Using the entries below, copy out all lines where "html" is found.

Excerpts from a dataset:
┄┄┄┄┄┄
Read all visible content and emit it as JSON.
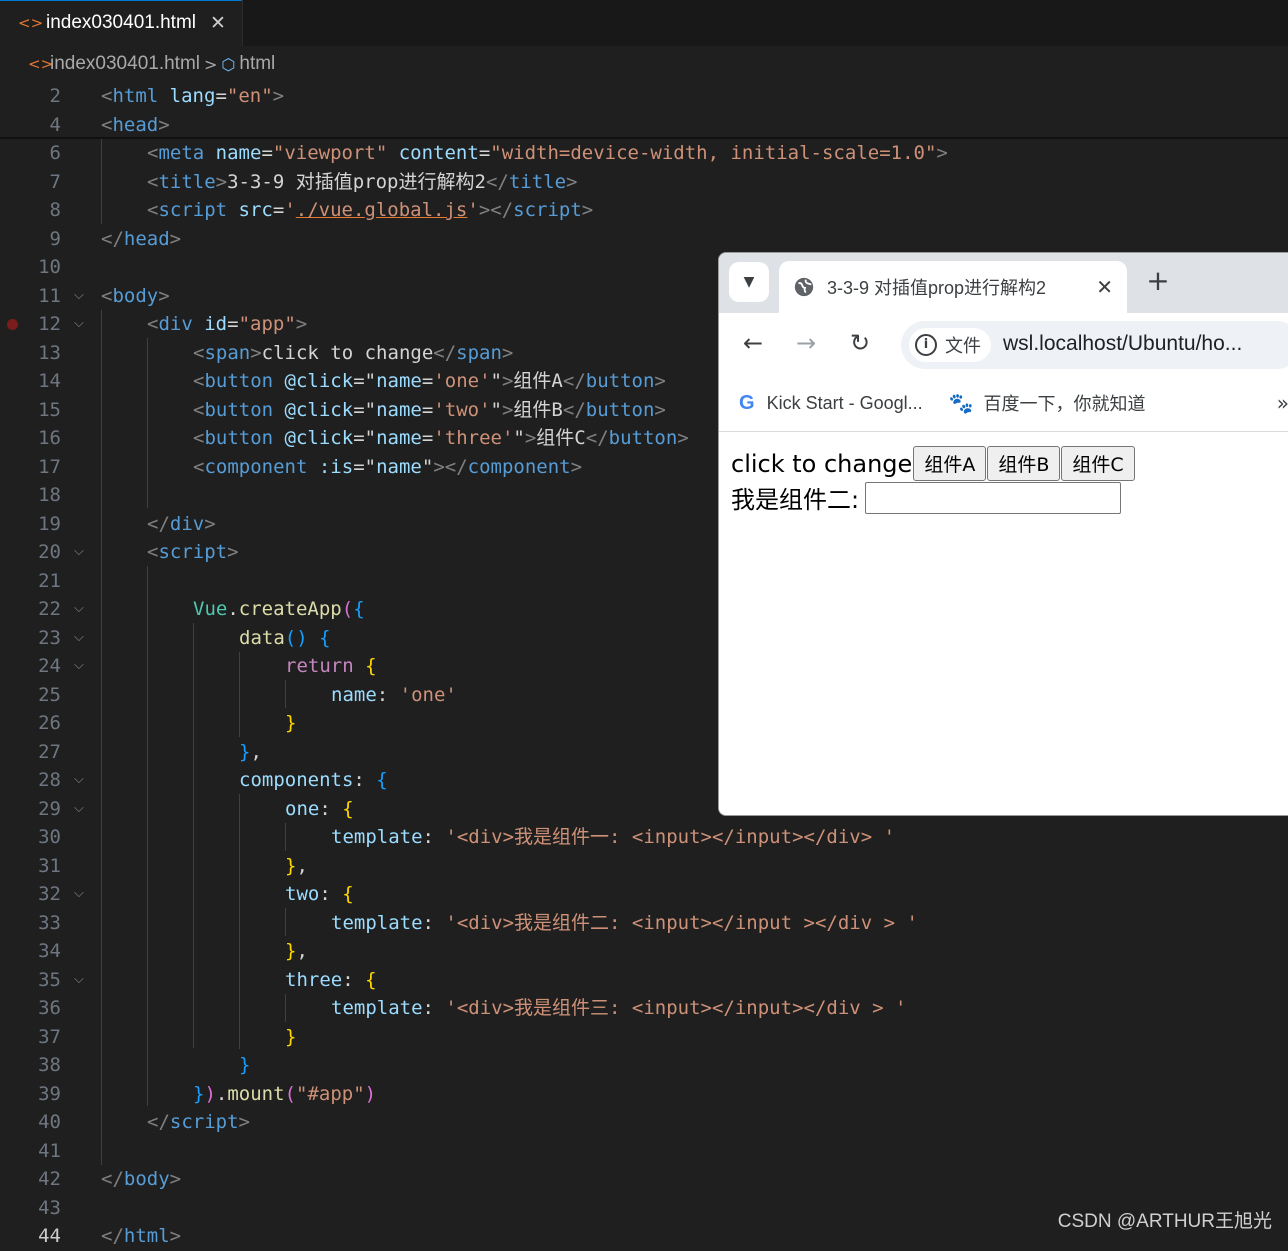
{
  "editor": {
    "tab_icon": "html-file-icon",
    "tab_title": "index030401.html",
    "tab_close": "✕",
    "breadcrumb_file": "index030401.html",
    "breadcrumb_separator": ">",
    "breadcrumb_element": "html",
    "current_line": "44",
    "colors": {
      "background": "#1f1f1f",
      "tag": "#569cd6",
      "attribute": "#9cdcfe",
      "string": "#ce9178",
      "keyword": "#c586c0",
      "function": "#dcdcaa"
    },
    "lines": [
      {
        "n": "2",
        "indent": 0,
        "fold": false,
        "tokens": [
          [
            "<",
            "br"
          ],
          [
            "html",
            "tag"
          ],
          [
            " ",
            "txt"
          ],
          [
            "lang",
            "attr"
          ],
          [
            "=",
            "txt"
          ],
          [
            "\"en\"",
            "str"
          ],
          [
            ">",
            "br"
          ]
        ]
      },
      {
        "n": "4",
        "indent": 0,
        "fold": false,
        "tokens": [
          [
            "<",
            "br"
          ],
          [
            "head",
            "tag"
          ],
          [
            ">",
            "br"
          ]
        ]
      },
      {
        "n": "6",
        "indent": 1,
        "fold": false,
        "tokens": [
          [
            "<",
            "br"
          ],
          [
            "meta",
            "tag"
          ],
          [
            " ",
            "txt"
          ],
          [
            "name",
            "attr"
          ],
          [
            "=",
            "txt"
          ],
          [
            "\"viewport\"",
            "str"
          ],
          [
            " ",
            "txt"
          ],
          [
            "content",
            "attr"
          ],
          [
            "=",
            "txt"
          ],
          [
            "\"width=device-width, initial-scale=1.0\"",
            "str"
          ],
          [
            ">",
            "br"
          ]
        ]
      },
      {
        "n": "7",
        "indent": 1,
        "fold": false,
        "tokens": [
          [
            "<",
            "br"
          ],
          [
            "title",
            "tag"
          ],
          [
            ">",
            "br"
          ],
          [
            "3-3-9 对插值prop进行解构2",
            "txt"
          ],
          [
            "</",
            "br"
          ],
          [
            "title",
            "tag"
          ],
          [
            ">",
            "br"
          ]
        ]
      },
      {
        "n": "8",
        "indent": 1,
        "fold": false,
        "tokens": [
          [
            "<",
            "br"
          ],
          [
            "script",
            "tag"
          ],
          [
            " ",
            "txt"
          ],
          [
            "src",
            "attr"
          ],
          [
            "=",
            "txt"
          ],
          [
            "'",
            "str"
          ],
          [
            "./vue.global.js",
            "stru"
          ],
          [
            "'",
            "str"
          ],
          [
            "></",
            "br"
          ],
          [
            "script",
            "tag"
          ],
          [
            ">",
            "br"
          ]
        ]
      },
      {
        "n": "9",
        "indent": 0,
        "fold": false,
        "tokens": [
          [
            "</",
            "br"
          ],
          [
            "head",
            "tag"
          ],
          [
            ">",
            "br"
          ]
        ]
      },
      {
        "n": "10",
        "indent": 0,
        "fold": false,
        "tokens": []
      },
      {
        "n": "11",
        "indent": 0,
        "fold": true,
        "tokens": [
          [
            "<",
            "br"
          ],
          [
            "body",
            "tag"
          ],
          [
            ">",
            "br"
          ]
        ]
      },
      {
        "n": "12",
        "indent": 1,
        "fold": true,
        "bp": true,
        "tokens": [
          [
            "<",
            "br"
          ],
          [
            "div",
            "tag"
          ],
          [
            " ",
            "txt"
          ],
          [
            "id",
            "attr"
          ],
          [
            "=",
            "txt"
          ],
          [
            "\"app\"",
            "str"
          ],
          [
            ">",
            "br"
          ]
        ]
      },
      {
        "n": "13",
        "indent": 2,
        "fold": false,
        "tokens": [
          [
            "<",
            "br"
          ],
          [
            "span",
            "tag"
          ],
          [
            ">",
            "br"
          ],
          [
            "click to change",
            "txt"
          ],
          [
            "</",
            "br"
          ],
          [
            "span",
            "tag"
          ],
          [
            ">",
            "br"
          ]
        ]
      },
      {
        "n": "14",
        "indent": 2,
        "fold": false,
        "tokens": [
          [
            "<",
            "br"
          ],
          [
            "button",
            "tag"
          ],
          [
            " ",
            "txt"
          ],
          [
            "@click",
            "attr"
          ],
          [
            "=",
            "txt"
          ],
          [
            "\"",
            "txt"
          ],
          [
            "name",
            "var"
          ],
          [
            "=",
            "txt"
          ],
          [
            "'one'",
            "str"
          ],
          [
            "\"",
            "txt"
          ],
          [
            ">",
            "br"
          ],
          [
            "组件A",
            "txt"
          ],
          [
            "</",
            "br"
          ],
          [
            "button",
            "tag"
          ],
          [
            ">",
            "br"
          ]
        ]
      },
      {
        "n": "15",
        "indent": 2,
        "fold": false,
        "tokens": [
          [
            "<",
            "br"
          ],
          [
            "button",
            "tag"
          ],
          [
            " ",
            "txt"
          ],
          [
            "@click",
            "attr"
          ],
          [
            "=",
            "txt"
          ],
          [
            "\"",
            "txt"
          ],
          [
            "name",
            "var"
          ],
          [
            "=",
            "txt"
          ],
          [
            "'two'",
            "str"
          ],
          [
            "\"",
            "txt"
          ],
          [
            ">",
            "br"
          ],
          [
            "组件B",
            "txt"
          ],
          [
            "</",
            "br"
          ],
          [
            "button",
            "tag"
          ],
          [
            ">",
            "br"
          ]
        ]
      },
      {
        "n": "16",
        "indent": 2,
        "fold": false,
        "tokens": [
          [
            "<",
            "br"
          ],
          [
            "button",
            "tag"
          ],
          [
            " ",
            "txt"
          ],
          [
            "@click",
            "attr"
          ],
          [
            "=",
            "txt"
          ],
          [
            "\"",
            "txt"
          ],
          [
            "name",
            "var"
          ],
          [
            "=",
            "txt"
          ],
          [
            "'three'",
            "str"
          ],
          [
            "\"",
            "txt"
          ],
          [
            ">",
            "br"
          ],
          [
            "组件C",
            "txt"
          ],
          [
            "</",
            "br"
          ],
          [
            "button",
            "tag"
          ],
          [
            ">",
            "br"
          ]
        ]
      },
      {
        "n": "17",
        "indent": 2,
        "fold": false,
        "tokens": [
          [
            "<",
            "br"
          ],
          [
            "component",
            "tag"
          ],
          [
            " ",
            "txt"
          ],
          [
            ":is",
            "attr"
          ],
          [
            "=",
            "txt"
          ],
          [
            "\"",
            "txt"
          ],
          [
            "name",
            "var"
          ],
          [
            "\"",
            "txt"
          ],
          [
            "></",
            "br"
          ],
          [
            "component",
            "tag"
          ],
          [
            ">",
            "br"
          ]
        ]
      },
      {
        "n": "18",
        "indent": 0,
        "fold": false,
        "tokens": []
      },
      {
        "n": "19",
        "indent": 1,
        "fold": false,
        "tokens": [
          [
            "</",
            "br"
          ],
          [
            "div",
            "tag"
          ],
          [
            ">",
            "br"
          ]
        ]
      },
      {
        "n": "20",
        "indent": 1,
        "fold": true,
        "tokens": [
          [
            "<",
            "br"
          ],
          [
            "script",
            "tag"
          ],
          [
            ">",
            "br"
          ]
        ]
      },
      {
        "n": "21",
        "indent": 0,
        "fold": false,
        "tokens": []
      },
      {
        "n": "22",
        "indent": 2,
        "fold": true,
        "tokens": [
          [
            "Vue",
            "cls"
          ],
          [
            ".",
            "txt"
          ],
          [
            "createApp",
            "fn"
          ],
          [
            "(",
            "p"
          ],
          [
            "{",
            "b"
          ]
        ]
      },
      {
        "n": "23",
        "indent": 3,
        "fold": true,
        "tokens": [
          [
            "data",
            "fn"
          ],
          [
            "()",
            "b"
          ],
          [
            " ",
            "txt"
          ],
          [
            "{",
            "b"
          ]
        ]
      },
      {
        "n": "24",
        "indent": 4,
        "fold": true,
        "tokens": [
          [
            "return",
            "kw"
          ],
          [
            " ",
            "txt"
          ],
          [
            "{",
            "y"
          ]
        ]
      },
      {
        "n": "25",
        "indent": 5,
        "fold": false,
        "tokens": [
          [
            "name",
            "var"
          ],
          [
            ": ",
            "txt"
          ],
          [
            "'one'",
            "str"
          ]
        ]
      },
      {
        "n": "26",
        "indent": 4,
        "fold": false,
        "tokens": [
          [
            "}",
            "y"
          ]
        ]
      },
      {
        "n": "27",
        "indent": 3,
        "fold": false,
        "tokens": [
          [
            "}",
            "b"
          ],
          [
            ",",
            "txt"
          ]
        ]
      },
      {
        "n": "28",
        "indent": 3,
        "fold": true,
        "tokens": [
          [
            "components",
            "var"
          ],
          [
            ": ",
            "txt"
          ],
          [
            "{",
            "b"
          ]
        ]
      },
      {
        "n": "29",
        "indent": 4,
        "fold": true,
        "tokens": [
          [
            "one",
            "var"
          ],
          [
            ": ",
            "txt"
          ],
          [
            "{",
            "y"
          ]
        ]
      },
      {
        "n": "30",
        "indent": 5,
        "fold": false,
        "tokens": [
          [
            "template",
            "var"
          ],
          [
            ": ",
            "txt"
          ],
          [
            "'<div>我是组件一: <input></input></div> '",
            "str"
          ]
        ]
      },
      {
        "n": "31",
        "indent": 4,
        "fold": false,
        "tokens": [
          [
            "}",
            "y"
          ],
          [
            ",",
            "txt"
          ]
        ]
      },
      {
        "n": "32",
        "indent": 4,
        "fold": true,
        "tokens": [
          [
            "two",
            "var"
          ],
          [
            ": ",
            "txt"
          ],
          [
            "{",
            "y"
          ]
        ]
      },
      {
        "n": "33",
        "indent": 5,
        "fold": false,
        "tokens": [
          [
            "template",
            "var"
          ],
          [
            ": ",
            "txt"
          ],
          [
            "'<div>我是组件二: <input></input ></div > '",
            "str"
          ]
        ]
      },
      {
        "n": "34",
        "indent": 4,
        "fold": false,
        "tokens": [
          [
            "}",
            "y"
          ],
          [
            ",",
            "txt"
          ]
        ]
      },
      {
        "n": "35",
        "indent": 4,
        "fold": true,
        "tokens": [
          [
            "three",
            "var"
          ],
          [
            ": ",
            "txt"
          ],
          [
            "{",
            "y"
          ]
        ]
      },
      {
        "n": "36",
        "indent": 5,
        "fold": false,
        "tokens": [
          [
            "template",
            "var"
          ],
          [
            ": ",
            "txt"
          ],
          [
            "'<div>我是组件三: <input></input></div > '",
            "str"
          ]
        ]
      },
      {
        "n": "37",
        "indent": 4,
        "fold": false,
        "tokens": [
          [
            "}",
            "y"
          ]
        ]
      },
      {
        "n": "38",
        "indent": 3,
        "fold": false,
        "tokens": [
          [
            "}",
            "b"
          ]
        ]
      },
      {
        "n": "39",
        "indent": 2,
        "fold": false,
        "tokens": [
          [
            "}",
            "b"
          ],
          [
            ")",
            "p"
          ],
          [
            ".",
            "txt"
          ],
          [
            "mount",
            "fn"
          ],
          [
            "(",
            "p"
          ],
          [
            "\"#app\"",
            "str"
          ],
          [
            ")",
            "p"
          ]
        ]
      },
      {
        "n": "40",
        "indent": 1,
        "fold": false,
        "tokens": [
          [
            "</",
            "br"
          ],
          [
            "script",
            "tag"
          ],
          [
            ">",
            "br"
          ]
        ]
      },
      {
        "n": "41",
        "indent": 0,
        "fold": false,
        "tokens": []
      },
      {
        "n": "42",
        "indent": 0,
        "fold": false,
        "tokens": [
          [
            "</",
            "br"
          ],
          [
            "body",
            "tag"
          ],
          [
            ">",
            "br"
          ]
        ]
      },
      {
        "n": "43",
        "indent": 0,
        "fold": false,
        "tokens": []
      },
      {
        "n": "44",
        "indent": 0,
        "fold": false,
        "tokens": [
          [
            "</",
            "br"
          ],
          [
            "html",
            "tag"
          ],
          [
            ">",
            "br"
          ]
        ]
      }
    ]
  },
  "browser": {
    "tab_title": "3-3-9 对插值prop进行解构2",
    "tab_close": "✕",
    "new_tab": "+",
    "menu_icon": "chevron-down-icon",
    "back": "←",
    "forward": "→",
    "reload": "↻",
    "security_chip": "文件",
    "url": "wsl.localhost/Ubuntu/ho...",
    "bookmarks": [
      {
        "icon": "G",
        "label": "Kick Start - Googl..."
      },
      {
        "icon": "🐾",
        "label": "百度一下，你就知道"
      }
    ],
    "bookmarks_more": "»",
    "page": {
      "span_text": "click to change",
      "buttons": [
        "组件A",
        "组件B",
        "组件C"
      ],
      "component_label": "我是组件二:",
      "input_value": ""
    }
  },
  "watermark": "CSDN @ARTHUR王旭光"
}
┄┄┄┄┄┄
→ **Your response**
    "tab_icon": "html-file-icon",
    "tab_title": "index030401.html",
    "breadcrumb_file": "index030401.html",
    "breadcrumb_element": "html",
            "html",
            "html",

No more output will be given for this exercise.